To hear some parents tell it, you're going to need a year-end bonus from your boss to afford a class ring for your high school senior.

The base price alone for a keepsake gold ring can be $300 to $400, which doesn't include any special inscriptions or decorative stones, which can drive the final price to the same neighborhood as a semester's worth of college textbooks.

Even for something that commemorates a teenager's rite of passage, that's a lot to shell out for parents on a tight budget or a student working part time.

Blame the cost of gold and other precious metals, which have climbed substantially over the last few years. The volatile price of gold is actually down about 20 percent this year but is still more than $1,300 an ounce.

David Chivers understands what many parents are going through. He is the chief digital officer at Minneapolis-based Jostens Inc., which has been selling class rings since 1906. The company, also known for products ranging from school yearbooks and caps and gowns, annually sells about 600,000 rings to commemorate graduations, sports championships and other milestones.

"We recognize that class rings are a discretionary purchase for our customers," Chivers said, "and we work very hard to keep our prices affordable."

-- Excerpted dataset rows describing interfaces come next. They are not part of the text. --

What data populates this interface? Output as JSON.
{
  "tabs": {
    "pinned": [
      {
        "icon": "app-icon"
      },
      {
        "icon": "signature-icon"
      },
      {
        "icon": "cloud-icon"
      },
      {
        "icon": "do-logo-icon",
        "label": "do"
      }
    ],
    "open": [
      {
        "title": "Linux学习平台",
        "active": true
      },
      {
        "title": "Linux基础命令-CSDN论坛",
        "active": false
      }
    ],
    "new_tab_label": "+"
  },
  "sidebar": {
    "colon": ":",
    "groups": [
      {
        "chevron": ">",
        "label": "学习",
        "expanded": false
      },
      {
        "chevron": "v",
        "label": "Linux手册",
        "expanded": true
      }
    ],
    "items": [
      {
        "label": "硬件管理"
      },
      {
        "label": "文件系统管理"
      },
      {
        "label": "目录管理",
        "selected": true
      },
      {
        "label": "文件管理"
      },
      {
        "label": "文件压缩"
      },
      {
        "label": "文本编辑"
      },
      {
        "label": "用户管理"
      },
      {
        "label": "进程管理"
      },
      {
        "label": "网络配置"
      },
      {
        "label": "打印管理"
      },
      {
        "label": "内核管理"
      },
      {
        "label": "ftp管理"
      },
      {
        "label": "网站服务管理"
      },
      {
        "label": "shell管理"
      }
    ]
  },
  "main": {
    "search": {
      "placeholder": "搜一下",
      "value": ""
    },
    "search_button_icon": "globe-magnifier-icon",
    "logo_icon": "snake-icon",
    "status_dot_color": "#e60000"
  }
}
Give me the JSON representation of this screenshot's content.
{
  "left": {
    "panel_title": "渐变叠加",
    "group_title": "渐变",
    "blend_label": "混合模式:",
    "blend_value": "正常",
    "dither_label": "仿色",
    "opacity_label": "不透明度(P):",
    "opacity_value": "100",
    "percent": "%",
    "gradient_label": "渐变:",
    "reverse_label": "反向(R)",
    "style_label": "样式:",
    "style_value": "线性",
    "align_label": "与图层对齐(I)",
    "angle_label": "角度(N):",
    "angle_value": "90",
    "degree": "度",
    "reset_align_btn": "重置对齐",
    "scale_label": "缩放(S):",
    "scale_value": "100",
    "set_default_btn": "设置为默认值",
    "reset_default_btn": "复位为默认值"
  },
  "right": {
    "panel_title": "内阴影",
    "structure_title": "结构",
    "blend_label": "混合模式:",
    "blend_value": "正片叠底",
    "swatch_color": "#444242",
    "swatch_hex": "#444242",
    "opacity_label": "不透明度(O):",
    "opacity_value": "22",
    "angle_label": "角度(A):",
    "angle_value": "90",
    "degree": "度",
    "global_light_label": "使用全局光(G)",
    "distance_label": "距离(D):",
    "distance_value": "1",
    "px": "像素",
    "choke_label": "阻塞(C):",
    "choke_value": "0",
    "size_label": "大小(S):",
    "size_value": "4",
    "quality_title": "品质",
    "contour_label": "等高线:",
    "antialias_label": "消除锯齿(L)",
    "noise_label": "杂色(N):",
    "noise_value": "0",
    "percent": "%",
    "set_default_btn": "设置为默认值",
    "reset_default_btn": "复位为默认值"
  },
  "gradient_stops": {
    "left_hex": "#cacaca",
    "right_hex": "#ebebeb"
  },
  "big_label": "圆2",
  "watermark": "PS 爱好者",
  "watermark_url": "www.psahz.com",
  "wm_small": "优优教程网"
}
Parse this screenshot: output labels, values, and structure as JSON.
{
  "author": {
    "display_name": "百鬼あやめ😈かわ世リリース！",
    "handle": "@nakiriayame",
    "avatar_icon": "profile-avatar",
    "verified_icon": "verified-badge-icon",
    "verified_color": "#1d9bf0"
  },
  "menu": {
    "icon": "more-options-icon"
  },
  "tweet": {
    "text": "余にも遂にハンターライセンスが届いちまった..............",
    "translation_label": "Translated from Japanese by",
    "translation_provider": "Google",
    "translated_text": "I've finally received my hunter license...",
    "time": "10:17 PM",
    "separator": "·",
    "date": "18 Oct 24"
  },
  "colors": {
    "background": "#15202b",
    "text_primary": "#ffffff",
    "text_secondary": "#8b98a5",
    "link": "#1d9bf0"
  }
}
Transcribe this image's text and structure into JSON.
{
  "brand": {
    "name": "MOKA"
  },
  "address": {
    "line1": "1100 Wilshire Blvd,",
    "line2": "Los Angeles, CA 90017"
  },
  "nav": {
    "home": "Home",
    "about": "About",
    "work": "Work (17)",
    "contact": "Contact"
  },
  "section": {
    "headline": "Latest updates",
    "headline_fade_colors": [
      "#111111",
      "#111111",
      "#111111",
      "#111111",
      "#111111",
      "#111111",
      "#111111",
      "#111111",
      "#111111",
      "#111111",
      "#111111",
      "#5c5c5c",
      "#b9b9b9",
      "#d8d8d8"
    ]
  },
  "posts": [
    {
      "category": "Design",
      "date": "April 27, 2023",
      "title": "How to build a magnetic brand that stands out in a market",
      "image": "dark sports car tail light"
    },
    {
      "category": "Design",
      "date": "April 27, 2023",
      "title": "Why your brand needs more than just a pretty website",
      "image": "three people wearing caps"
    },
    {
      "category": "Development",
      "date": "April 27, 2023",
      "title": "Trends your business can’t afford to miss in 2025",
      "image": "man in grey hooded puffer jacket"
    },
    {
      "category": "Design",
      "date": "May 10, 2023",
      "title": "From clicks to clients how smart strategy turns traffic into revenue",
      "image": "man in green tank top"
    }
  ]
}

The last few years have been challenging for Jostens and other specialty jewelry companies that rely on gold and other precious metals. Jostens reviews its jewelry prices annually, Chivers said, and tries to lock in the cost of gold and other materials up to 18 months in advance.

The strategy worked from 2010 through 2012. Jostens said it was able to keep the base price on its gold rings flat. However, the volatility in commodities markets forced the company to boost prices in 2013.

Jostens would not detail its pricing information except to say in a statement that it "applied an increase to the prices of gold rings that reflect the change in the gold market."

This fall, a ladies gold class ring starts at $299.99, while the men's version starts at $399.99. Then there's the customized work -- the color and karat of the gold, engraving, stone colors and cuts, and more.

Does that break your budget?

To help stretch your dollars, Jostens offers ring options besides gold and installment plans for making the payments.

Jostens said its best-selling rings are actually made from silver and non-precious metals such as silver lustrium and yellow lustrium.

Silver rings start at $209.99, which is about 5 percent higher than two years ago. Rings made from non-precious metals have a base price of $69.99. Jostens said it has held the line on these prices for the past five years.

Of course, Jostens and other companies that contract with high schools and colleges are not the only option for buying a class ring. Retailers such as Wal-Mart sell rings, so it pays to shop around.

Before writing the check, make sure your high school senior really plans to wear that cool bling after graduation. It's a lot of money to pay for something that could wind up collecting dust in a dresser drawer.

And if the gold ring loses some of its luster a few years from now, there's always a way out. Gold buyers will pay you something, depending on the karats, condition of the gold and the commodity price at the time you sell it.

(Questions, comments, column ideas? Send an e-mail to srosen(AT) or write to him at The Kansas City Star, 1729 Grand Blvd., Kansas City, MO 64108.)